[App and web page records]
_____

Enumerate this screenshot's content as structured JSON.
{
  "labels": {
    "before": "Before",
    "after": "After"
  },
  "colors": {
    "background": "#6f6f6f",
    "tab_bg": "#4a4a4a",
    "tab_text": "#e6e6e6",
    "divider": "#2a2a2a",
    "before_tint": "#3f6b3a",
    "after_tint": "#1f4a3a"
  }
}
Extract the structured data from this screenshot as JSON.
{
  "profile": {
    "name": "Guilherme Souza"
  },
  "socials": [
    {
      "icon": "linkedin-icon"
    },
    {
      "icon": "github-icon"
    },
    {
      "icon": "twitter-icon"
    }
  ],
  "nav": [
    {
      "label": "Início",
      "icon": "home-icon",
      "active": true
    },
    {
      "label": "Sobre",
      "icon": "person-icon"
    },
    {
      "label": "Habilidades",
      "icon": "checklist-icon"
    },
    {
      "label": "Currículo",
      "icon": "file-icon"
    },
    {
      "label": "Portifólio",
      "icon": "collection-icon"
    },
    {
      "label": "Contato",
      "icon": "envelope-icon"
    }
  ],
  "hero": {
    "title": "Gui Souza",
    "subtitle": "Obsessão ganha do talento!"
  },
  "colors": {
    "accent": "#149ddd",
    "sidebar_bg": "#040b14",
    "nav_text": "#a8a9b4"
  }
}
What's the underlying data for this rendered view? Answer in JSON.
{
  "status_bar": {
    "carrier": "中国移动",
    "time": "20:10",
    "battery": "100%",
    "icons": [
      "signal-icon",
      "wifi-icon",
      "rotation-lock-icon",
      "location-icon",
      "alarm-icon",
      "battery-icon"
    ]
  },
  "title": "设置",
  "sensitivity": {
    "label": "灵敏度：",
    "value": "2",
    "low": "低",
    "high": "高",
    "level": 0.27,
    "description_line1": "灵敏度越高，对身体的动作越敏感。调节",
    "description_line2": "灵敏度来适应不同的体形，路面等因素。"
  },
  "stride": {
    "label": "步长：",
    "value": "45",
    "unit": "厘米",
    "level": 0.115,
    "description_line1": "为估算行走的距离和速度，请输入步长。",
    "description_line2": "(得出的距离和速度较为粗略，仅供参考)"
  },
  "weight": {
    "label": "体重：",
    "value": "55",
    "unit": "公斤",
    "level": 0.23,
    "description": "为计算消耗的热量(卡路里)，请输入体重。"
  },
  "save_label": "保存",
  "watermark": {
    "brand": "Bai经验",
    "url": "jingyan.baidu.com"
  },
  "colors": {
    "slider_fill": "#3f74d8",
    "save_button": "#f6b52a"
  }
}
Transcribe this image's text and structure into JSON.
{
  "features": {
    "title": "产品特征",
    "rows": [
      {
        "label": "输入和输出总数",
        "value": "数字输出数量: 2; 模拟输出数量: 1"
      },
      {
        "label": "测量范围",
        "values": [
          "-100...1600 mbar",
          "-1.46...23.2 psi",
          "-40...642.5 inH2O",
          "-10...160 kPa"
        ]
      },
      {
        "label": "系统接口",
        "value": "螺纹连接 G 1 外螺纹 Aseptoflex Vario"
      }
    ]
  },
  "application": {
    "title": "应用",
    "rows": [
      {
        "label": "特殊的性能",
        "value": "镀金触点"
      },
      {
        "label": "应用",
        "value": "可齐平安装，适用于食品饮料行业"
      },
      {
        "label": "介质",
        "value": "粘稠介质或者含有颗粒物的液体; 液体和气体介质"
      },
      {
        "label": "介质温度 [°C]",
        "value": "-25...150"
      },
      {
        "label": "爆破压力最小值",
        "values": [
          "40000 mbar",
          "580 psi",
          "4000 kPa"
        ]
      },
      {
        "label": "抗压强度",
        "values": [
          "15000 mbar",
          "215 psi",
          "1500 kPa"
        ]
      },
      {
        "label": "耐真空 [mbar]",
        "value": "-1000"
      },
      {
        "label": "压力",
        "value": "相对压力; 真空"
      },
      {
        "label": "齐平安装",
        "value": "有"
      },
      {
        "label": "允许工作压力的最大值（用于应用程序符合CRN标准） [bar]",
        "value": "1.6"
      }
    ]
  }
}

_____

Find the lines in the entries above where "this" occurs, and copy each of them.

Answer section:
Enumerate this screenshot's content as structured JSON.
Extract the structured data from this screenshot as JSON.
What's the underlying data for this rendered view? Answer in JSON.
Transcribe this image's text and structure into JSON.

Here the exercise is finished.